The Plug-in Dead-end

By Kennedy Maize

Plug-in hybrid electric cars? Phooey. They don’t make economic sense.  They don’t represent “green” technology. But they do help the electric utility industry, which has been pushing them hard for a decade, as a way to get some load and revenue from power that otherwise would be dumped.

Now, my curmudgeonly view gets confirmed. The National Resource Council – the working arm of the National Academies of Science – in a December 14 report mandated by Congress and funded through the Department of Energy – concluded that plug-in hybrids are likely to be a dead end at least for the next couple of decades. This despite massive federal subsidies.

The outrageously-high costs of plug-ins, said the academy, “are unlikely to drastically decrease in the near future….Cost to manufacture plug-in hybrid electric vehicles in 2010 are estimated to be as much as $18,000 more than for an equivalent conventional vehicle.
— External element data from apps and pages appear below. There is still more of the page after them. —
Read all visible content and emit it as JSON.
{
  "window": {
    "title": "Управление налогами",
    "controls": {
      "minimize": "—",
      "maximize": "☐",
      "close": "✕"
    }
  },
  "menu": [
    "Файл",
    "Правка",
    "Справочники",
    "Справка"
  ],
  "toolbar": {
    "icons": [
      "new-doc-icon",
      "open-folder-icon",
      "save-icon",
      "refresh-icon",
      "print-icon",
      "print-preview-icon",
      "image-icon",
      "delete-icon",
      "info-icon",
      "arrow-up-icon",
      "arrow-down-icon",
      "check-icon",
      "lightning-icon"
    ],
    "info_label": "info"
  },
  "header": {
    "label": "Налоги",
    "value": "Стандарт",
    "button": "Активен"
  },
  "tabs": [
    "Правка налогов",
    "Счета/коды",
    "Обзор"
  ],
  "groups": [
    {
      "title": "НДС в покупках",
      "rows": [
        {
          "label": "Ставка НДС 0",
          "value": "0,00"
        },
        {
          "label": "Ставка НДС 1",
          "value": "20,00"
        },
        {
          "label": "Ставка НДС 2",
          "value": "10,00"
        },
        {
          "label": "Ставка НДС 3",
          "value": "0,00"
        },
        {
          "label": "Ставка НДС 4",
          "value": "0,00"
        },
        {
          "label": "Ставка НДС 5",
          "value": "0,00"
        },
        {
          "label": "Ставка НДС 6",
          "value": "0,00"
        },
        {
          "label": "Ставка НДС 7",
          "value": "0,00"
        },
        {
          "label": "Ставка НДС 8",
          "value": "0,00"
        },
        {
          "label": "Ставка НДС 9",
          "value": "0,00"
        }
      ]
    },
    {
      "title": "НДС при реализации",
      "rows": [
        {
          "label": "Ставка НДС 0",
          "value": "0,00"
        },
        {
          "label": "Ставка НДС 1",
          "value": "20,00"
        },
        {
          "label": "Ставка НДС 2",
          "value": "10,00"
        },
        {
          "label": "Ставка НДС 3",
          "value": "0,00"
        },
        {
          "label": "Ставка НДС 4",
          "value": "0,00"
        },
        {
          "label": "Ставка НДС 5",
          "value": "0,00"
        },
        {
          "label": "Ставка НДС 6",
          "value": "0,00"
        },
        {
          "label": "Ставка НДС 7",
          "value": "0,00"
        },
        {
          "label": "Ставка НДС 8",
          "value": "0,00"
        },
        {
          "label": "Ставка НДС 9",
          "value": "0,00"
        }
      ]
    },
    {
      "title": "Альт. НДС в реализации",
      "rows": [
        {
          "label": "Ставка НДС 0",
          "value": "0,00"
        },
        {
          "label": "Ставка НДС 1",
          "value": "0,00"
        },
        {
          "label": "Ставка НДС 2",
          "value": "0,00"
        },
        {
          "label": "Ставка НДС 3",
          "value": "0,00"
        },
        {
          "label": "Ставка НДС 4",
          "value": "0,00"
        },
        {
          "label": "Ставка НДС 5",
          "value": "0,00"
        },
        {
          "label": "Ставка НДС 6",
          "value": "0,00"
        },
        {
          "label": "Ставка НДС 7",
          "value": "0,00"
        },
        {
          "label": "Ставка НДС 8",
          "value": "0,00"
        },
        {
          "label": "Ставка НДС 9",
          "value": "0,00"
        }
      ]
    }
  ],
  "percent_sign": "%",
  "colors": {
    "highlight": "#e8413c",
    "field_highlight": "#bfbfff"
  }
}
Although a mile driven on electricity is cheaper than one driven on gasoline, it will likely take several decades before the upfront costs decline enough to be offset by the lifetime fuel savings. Subsidies in the tens to hundreds of billion of dollars over that period will be needed if plug-ins are to achieve rapid penetration of the U.S. automobile market. Even with these efforts, plug-in hybrid electric vehicles are not expected to significantly impact oil consumption or carbon emissions before 2030.”

So, it is clear, subsidies for plug-ins, including R&D support, and tax write-offs to purchasers, are not going to produce significant national benefits. Let’s hope that Congress is paying attention (although that’s not likely).

The problem with the hybrids is well-known: battery technology. The batteries of choice for the plug-in sedans proposed by GM, Ford, and others remain lithium-ion technology. The NAS report notes that lithium-ion batteries have basically maxed out in terms of performance and cost reductions through scale economies. No improvements to the existing technology or new technologies are on the horizon. “Battery technology has been developing rapidly,” says the academy, “but steep declines in cost do not appear likely over the next couple of years because lithium-ion batteries are already produced in large quantities for cell phones and laptop computers.”

Plug-ins, relative to conventional hybrids, won’t have much impact on oil consumption by 2030, says the academy, particularly if fuel economy in conventional cars continues to improve. If 40 million plug-ins were in the U.S. fleet in 2030, says the report, they might save 0.2 million barrels of oil per day compared to conventional technologies. That’s a paltry 2% of current U.S. light-duty vehicle fuel consumption.

Nor will plug-ins make a dent in CO2 emissions (for those who care). The plug-ins will produce less carbon emissions than conventional gas and diesel vehicles, but not less than the non-plug-in hybrids, “after accounting for emission at generating stations supplying their electric power….”

The NAS report prompted a Dec. 18 Washington Post editorial, noting – which the NAS report did not address – that plug-in subsidies will flow to upper-income people, “the sort of people who can even contemplate buying, insuring and maintaining a car that is more expensive than usual.” The report says that improvements in efficiency of conventional cars – hybrid and old-fashioned internal combustion only – would reduce gasoline consumption by 40% over the next 40 years – without requiring taxpayer dollars.

“Politicians,” said the Post, “prefer plug-in electric hybrids and other flashy vehicle technologies. Pouring on subsidies makes it looks like the government is doing something effective about unemployment, energy independence and environmental pollution. The recent evidence, however, suggests otherwise.”